News | PGSS releases new tuition fee policy

VP External hopes policy will be starting point for negotiations

A new policy on Quebec tuition fees was presented to the Post-Graduate Students’ Society Council Thursday night by VP External Ryan Hughes. The policy calls for the elimination of tuition fees for graduate students who are Quebec residents, and a freeze on current tuition levels for out-of-province and international graduate students.

Hughes, who has been working on the policy for about ten months in collaboration with a writer-researcher and members of the PGSS External Affairs committee, said the proposed freeze on out-of-province and international tuition would be corrected for inflation based on the Consumer Price Index.
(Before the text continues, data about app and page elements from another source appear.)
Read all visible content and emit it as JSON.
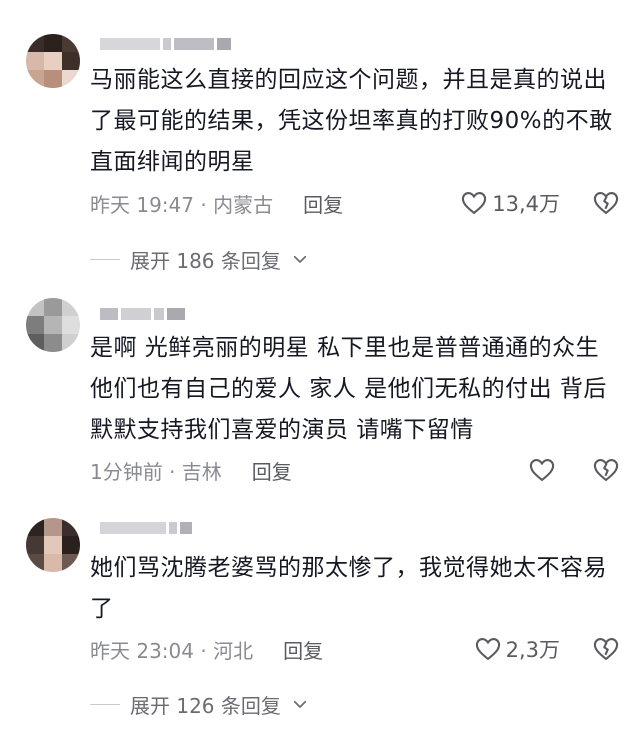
{
  "comments": [
    {
      "text": "马丽能这么直接的回应这个问题，并且是真的说出了最可能的结果，凭这份坦率真的打败90%的不敢直面绯闻的明星",
      "time_location": "昨天 19:47 · 内蒙古",
      "reply_label": "回复",
      "likes": "13,4万",
      "expand_label": "展开 186 条回复"
    },
    {
      "text": "是啊 光鲜亮丽的明星 私下里也是普普通通的众生 他们也有自己的爱人 家人 是他们无私的付出 背后默默支持我们喜爱的演员 请嘴下留情",
      "time_location": "1分钟前 · 吉林",
      "reply_label": "回复",
      "likes": "",
      "expand_label": ""
    },
    {
      "text": "她们骂沈腾老婆骂的那太惨了，我觉得她太不容易了",
      "time_location": "昨天 23:04 · 河北",
      "reply_label": "回复",
      "likes": "2,3万",
      "expand_label": "展开 126 条回复"
    }
  ],
  "colors": {
    "text": "#161823",
    "meta": "#8a8b91",
    "background": "#ffffff"
  },
  "icons": [
    "heart-icon",
    "broken-heart-icon",
    "chevron-down-icon"
  ]
}
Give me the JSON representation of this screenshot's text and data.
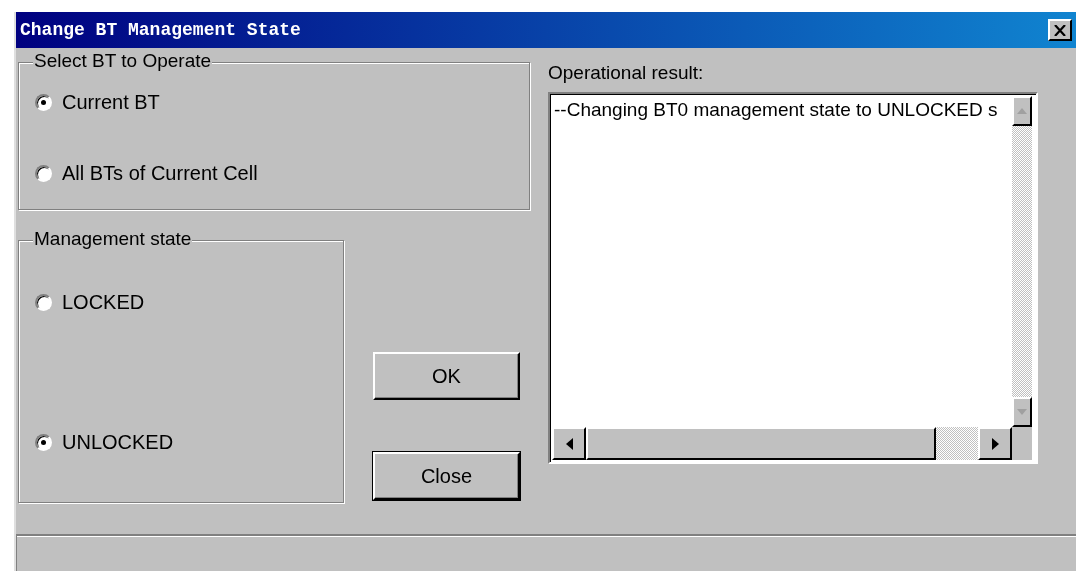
{
  "window": {
    "title": "Change BT Management State"
  },
  "bt_group": {
    "title": "Select BT to Operate",
    "options": [
      {
        "label": "Current BT",
        "selected": true
      },
      {
        "label": "All BTs of Current Cell",
        "selected": false
      }
    ]
  },
  "state_group": {
    "title": "Management state",
    "options": [
      {
        "label": "LOCKED",
        "selected": false
      },
      {
        "label": "UNLOCKED",
        "selected": true
      }
    ]
  },
  "buttons": [
    {
      "label": "OK"
    },
    {
      "label": "Close"
    }
  ],
  "result": {
    "label": "Operational result:",
    "text": "--Changing BT0 management state to UNLOCKED s"
  }
}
“The previous PGSS tuition policy wasn’t a policy on tuition fees…it was a policy on the [1994] tuition freeze,” said Hughes. “It was mandated to me back in April that a new tuition policy should be reviewed. It took quite a few months.”

The 13-year freeze on Quebec tuition expired in 2007, at which point the Liberal government instituted a policy that increases tuition $100 per student per year for five years. In the preamble to the new policy, the PGSS notes the Quebec government’s interest in “significantly raising tuition fees in 2012” when the current policy expires.

The preamble also describes how the Conférence des recteurs et des principaux des universités du Québec, of which McGill is a member, has advocated for an increase of $1,500 over three years, ending in 2015.

SSMU VP External Myriam Zaidi said Hughes used the existing SSMU tuition policy, which was adopted four years ago in light of the 2007 defreeze, as a model for the new PGSS policy.

“Their policy was not changed since 1994,” said Zaidi. “He looked at our [policy] and found that it was a good one. Ours had a long-term vision.”

Zaidi said the SSMU policy differed from the PGSS policy in that SSMU is opposed to tuition fees for all students, not just Quebec residents.

“If you stand for the elimination of tuition for Quebec residents you should do so for out-of-province and international students as well,” she said.

The SSMU policy does not refer specifically to graduate student tuition – only to tuition fees in general – something Zaidi was supportive of.

“[McGill Principal Heather Munroe-Blum] said she would increase tuition for undergrads in order for free tuition for grads,” said Zaidi, “so I’m glad they didn’t specify tuition only for grads.”

The PGSS policy recognizes that “there are alternative sources of governmental revenue that can be used to fund higher education instead of raising tuition fees,” and that “the burden of financing tertiary should not fall upon Quebec resident graduate students, who are among the most economically vulnerable groups in Quebec.” Zaidi was also in favor of these features of PGSS’ new policy.

Regarding student consultation concerning the new tuition policy, Hughes said a formal survey was disseminated to graduate students regarding tuition fees.

“It was not scientific, just informative,” said Hughes.

When the policy was debated in council, Hughes said concerns where raised as to whether the policy would bind the hands of the PGSS when it came to negotiations over tuition fees. He responded to these concerns by clarifying the purpose of the policy.

“A policy is a starting point for negotiation; it lays out student desires,” said Hughes. “Students don’t want to have to pay much, or anything at all.”

With the new policy, Hughes said the PGSS will “have a point to place ourselves in the negotiation, and so we can reach a decent compromise.”


Comments posted on The McGill Daily's website must abide by our comments policy.
A change in our comments policy was enacted on January 23, 2017, closing the comments section of non-editorial posts. Find out more about this change here.